Me Bannabees

Run ober mango trees,
   ’Pread chock to kitchen doo’,
Watch de blue bannabees,
   Look how it ben’ down low!

De blossom draw de bees
   Same how de soup draw man;
Some call it “broke-pot” peas,
   It caan’ bruk we bu’n-pan.

Wha’ sweet so when it t’ick?
   Though some call it goat-tud,
Me all me finger lick,
   An’ yet no chew me cud.

A mumma plant de root
   One day jes’ out o’ fun;
But now look ’pon de fruit,
   See wha’ de “mek fun” done.

I jam de ’tick dem ’traight
   Soon as it ’tart fe ’pread,
An begin count de date
   Fe when de pod fe shed.

Me watch de vine dem grow,
   S’er t’row dung a de root:
Crop time look fe me slow,
   De bud tek long fe shoot.

But so de day did come,
   I ’crub de bu’n-pan bright,
An’ tu’n down ’pon it from
   De marnin’ till de night.

An’ Lard! me belly swell,
   No ’cause de peas no good,
But me be’n tek a ’pell
   Mo’ dan a giant would.

Yet eben after dat
   Me nyam it wid a will,
’Causen it mek me fat;
   So I wi’ lub it still.

Caan’ talk about gungu,
   Fe me it is no peas;
Cockstone might do fe you,
   Me want me bannabees.
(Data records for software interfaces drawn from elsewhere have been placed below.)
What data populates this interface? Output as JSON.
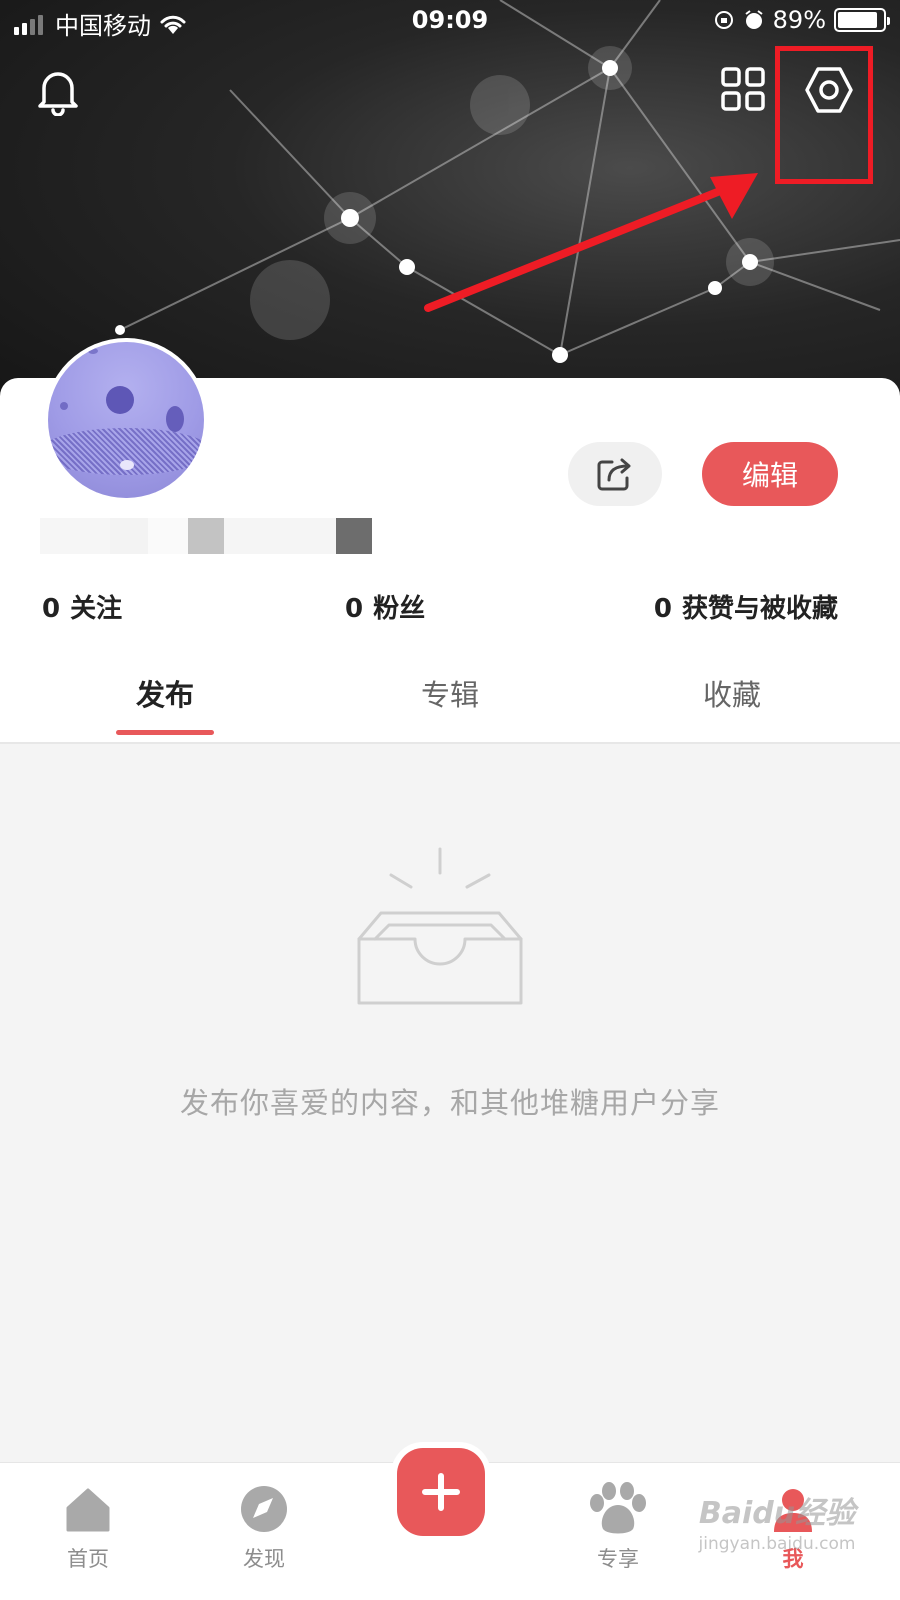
{
  "status_bar": {
    "carrier": "中国移动",
    "time": "09:09",
    "battery": "89%"
  },
  "header": {
    "icons": [
      "bell-icon",
      "grid-icon",
      "settings-icon"
    ]
  },
  "profile": {
    "edit_label": "编辑",
    "stats": [
      {
        "count": "0",
        "label": "关注"
      },
      {
        "count": "0",
        "label": "粉丝"
      },
      {
        "count": "0",
        "label": "获赞与被收藏"
      }
    ]
  },
  "tabs": [
    {
      "label": "发布",
      "active": true
    },
    {
      "label": "专辑",
      "active": false
    },
    {
      "label": "收藏",
      "active": false
    }
  ],
  "empty_state": {
    "message": "发布你喜爱的内容，和其他堆糖用户分享"
  },
  "bottom_nav": {
    "items": [
      {
        "label": "首页",
        "icon": "home-icon"
      },
      {
        "label": "发现",
        "icon": "compass-icon"
      },
      {
        "label": "专享",
        "icon": "paw-icon"
      },
      {
        "label": "我",
        "icon": "user-icon"
      }
    ],
    "publish_icon": "plus-icon"
  },
  "watermark": {
    "main": "Baidu经验",
    "sub": "jingyan.baidu.com"
  },
  "colors": {
    "accent": "#e8585a",
    "annotation": "#ee1c25"
  }
}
From Songs of Jamaica (Aston W. Gardner & Co., 1912) by Claude McKay. This poem is in the public domain.